"So I just accepted that fact and kept working on my game. I don't think there was anything wrong with my technique or with my game. I just trusted it and it eventually paid [off] in the last Test match and once I got fifty, I knew I was up for a big one."
"We've got plenty to work with already": Buttler
Jos Buttler once again proved his worth in the England Test side with a solid 69 as the hosts ended Day 3 on a high. The wicketkeeper-batsman recorded crucial stands of 56 and 55 with Ben Stokes and Sam Curran respectively to help England reach 260 for 8 at stumps and an overall lead of 233.
Following his efforts at the end of the third day, Buttler was confident that England already have enough to work with but said that a lead of over 250 will be ideal.
"We've got plenty to work with already but anything about 250 would be a great number to try and eke out tomorrow morning. That would give us plenty of runs on a challenging pitch," he told SkySports following the day's play.
"You go through phases batting on this pitch - at times it feels like a good wicket but then a couple of balls will spin from the rough and then you find it harder for a bit. A few have kept a bit lower and brought the stumps into play as well.

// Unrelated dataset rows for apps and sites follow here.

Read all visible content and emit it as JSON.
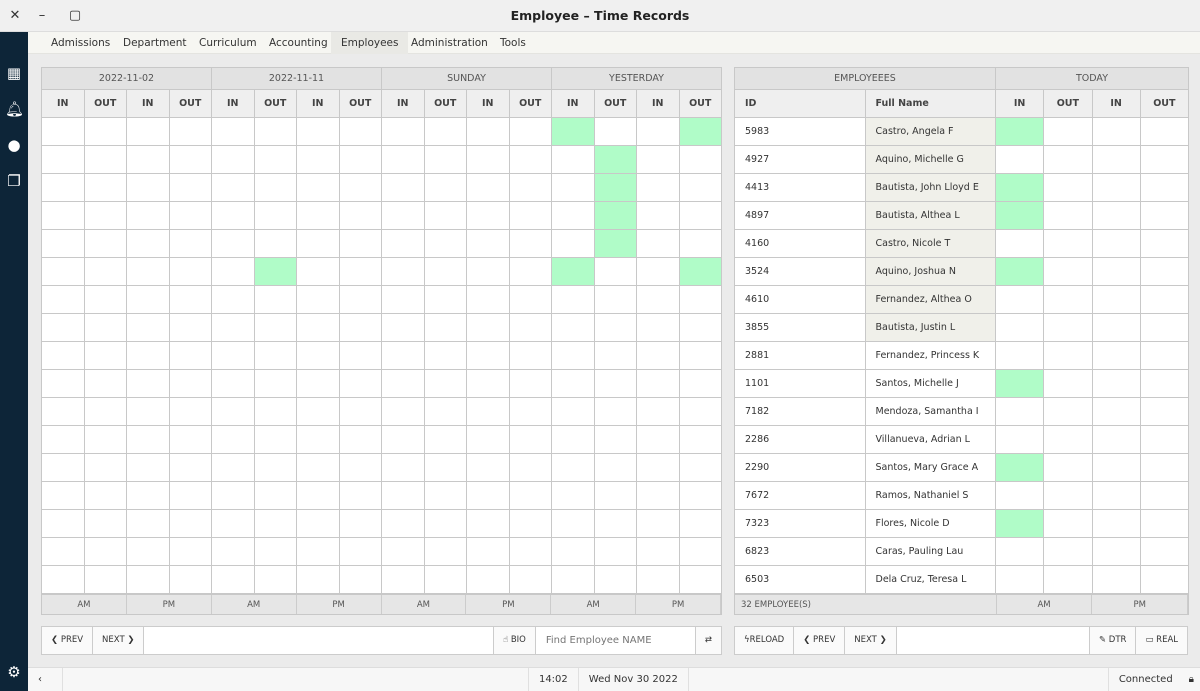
{
  "window": {
    "title": "Employee – Time Records"
  },
  "menu": [
    "Admissions",
    "Department",
    "Curriculum",
    "Accounting",
    "Employees",
    "Administration",
    "Tools"
  ],
  "menu_active": "Employees",
  "left": {
    "groups": [
      "2022-11-02",
      "2022-11-11",
      "SUNDAY",
      "YESTERDAY"
    ],
    "subcols": [
      "IN",
      "OUT",
      "IN",
      "OUT"
    ],
    "footer": [
      "AM",
      "PM",
      "AM",
      "PM",
      "AM",
      "PM",
      "AM",
      "PM"
    ],
    "highlighted_cells": [
      [
        0,
        12
      ],
      [
        0,
        15
      ],
      [
        1,
        13
      ],
      [
        2,
        13
      ],
      [
        3,
        13
      ],
      [
        4,
        13
      ],
      [
        5,
        5
      ],
      [
        5,
        12
      ],
      [
        5,
        15
      ]
    ]
  },
  "right": {
    "groups": [
      "EMPLOYEEES",
      "TODAY"
    ],
    "headers": [
      "ID",
      "Full Name",
      "IN",
      "OUT",
      "IN",
      "OUT"
    ],
    "rows": [
      {
        "id": "5983",
        "name": "Castro, Angela F",
        "in_am": true,
        "shaded": true
      },
      {
        "id": "4927",
        "name": "Aquino, Michelle G",
        "in_am": false,
        "shaded": true
      },
      {
        "id": "4413",
        "name": "Bautista, John Lloyd E",
        "in_am": true,
        "shaded": true
      },
      {
        "id": "4897",
        "name": "Bautista, Althea L",
        "in_am": true,
        "shaded": true
      },
      {
        "id": "4160",
        "name": "Castro, Nicole T",
        "in_am": false,
        "shaded": true
      },
      {
        "id": "3524",
        "name": "Aquino, Joshua N",
        "in_am": true,
        "shaded": true
      },
      {
        "id": "4610",
        "name": "Fernandez, Althea O",
        "in_am": false,
        "shaded": true
      },
      {
        "id": "3855",
        "name": "Bautista, Justin L",
        "in_am": false,
        "shaded": true
      },
      {
        "id": "2881",
        "name": "Fernandez, Princess K",
        "in_am": false,
        "shaded": false
      },
      {
        "id": "1101",
        "name": "Santos, Michelle J",
        "in_am": true,
        "shaded": false
      },
      {
        "id": "7182",
        "name": "Mendoza, Samantha I",
        "in_am": false,
        "shaded": false
      },
      {
        "id": "2286",
        "name": "Villanueva, Adrian L",
        "in_am": false,
        "shaded": false
      },
      {
        "id": "2290",
        "name": "Santos, Mary Grace A",
        "in_am": true,
        "shaded": false
      },
      {
        "id": "7672",
        "name": "Ramos, Nathaniel S",
        "in_am": false,
        "shaded": false
      },
      {
        "id": "7323",
        "name": "Flores, Nicole D",
        "in_am": true,
        "shaded": false
      },
      {
        "id": "6823",
        "name": "Caras, Pauling Lau",
        "in_am": false,
        "shaded": false
      },
      {
        "id": "6503",
        "name": "Dela Cruz, Teresa L",
        "in_am": false,
        "shaded": false
      }
    ],
    "footer": {
      "count": "32 EMPLOYEE(S)",
      "am": "AM",
      "pm": "PM"
    }
  },
  "toolbar_left": {
    "prev": "❮ PREV",
    "next": "NEXT ❯",
    "bio": "BIO",
    "search_placeholder": "Find Employee NAME",
    "search_value": ""
  },
  "toolbar_right": {
    "reload": "RELOAD",
    "prev": "❮ PREV",
    "next": "NEXT ❯",
    "dtr": "DTR",
    "real": "REAL"
  },
  "status": {
    "time": "14:02",
    "date": "Wed Nov 30 2022",
    "connection": "Connected"
  },
  "colors": {
    "present": "#b0fcc8",
    "sidebar": "#0d2538"
  }
}
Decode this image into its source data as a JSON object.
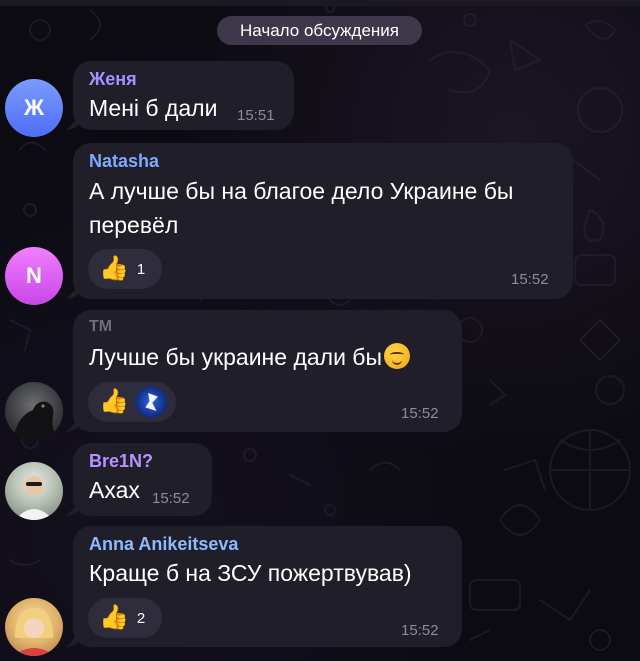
{
  "chat": {
    "service_header": "Начало обсуждения"
  },
  "messages": [
    {
      "sender": "Женя",
      "sender_color": "#a990ff",
      "avatar_letter": "Ж",
      "text": "Мені б дали",
      "time": "15:51"
    },
    {
      "sender": "Natasha",
      "sender_color": "#7fa9ff",
      "avatar_letter": "N",
      "text_line1": "А лучше бы на благое дело Украине бы",
      "text_line2": "перевёл",
      "time": "15:52",
      "reaction": {
        "icon": "thumbs-up",
        "count": "1"
      }
    },
    {
      "sender": "TM",
      "sender_color": "#6f6d78",
      "text": "Лучше бы украине дали бы",
      "emoji": "smirking-face",
      "time": "15:52",
      "reaction": {
        "icon": "thumbs-up",
        "reactor": "user-avatar"
      }
    },
    {
      "sender": "Bre1N?",
      "sender_color": "#b892ff",
      "text": "Ахах",
      "time": "15:52"
    },
    {
      "sender": "Anna Anikeitseva",
      "sender_color": "#8fb8ff",
      "text": "Краще б на ЗСУ пожертвував)",
      "time": "15:52",
      "reaction": {
        "icon": "thumbs-up",
        "count": "2"
      }
    }
  ]
}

"You are always trying to find the right balance between attack and defence. We got it wrong in the first innings and it was an obvious one to address for the second innings. But you've got to look to score runs, especially in a low-scoring game like this one."
Buttler was also effusive in praise of Sam Curran who followed his 78 in the first innings with an unbeaten 37. Curran is already England's second-highest scorer of the series with 242 runs despite not featuring in the Trent Bridge Test.
"He is suited to international cricket," Buttler said of Curran.
"He's never looked over-awed, he's always up for the fight and never wants to take a backwards step. It's been a promising start and hopefully he can kick on."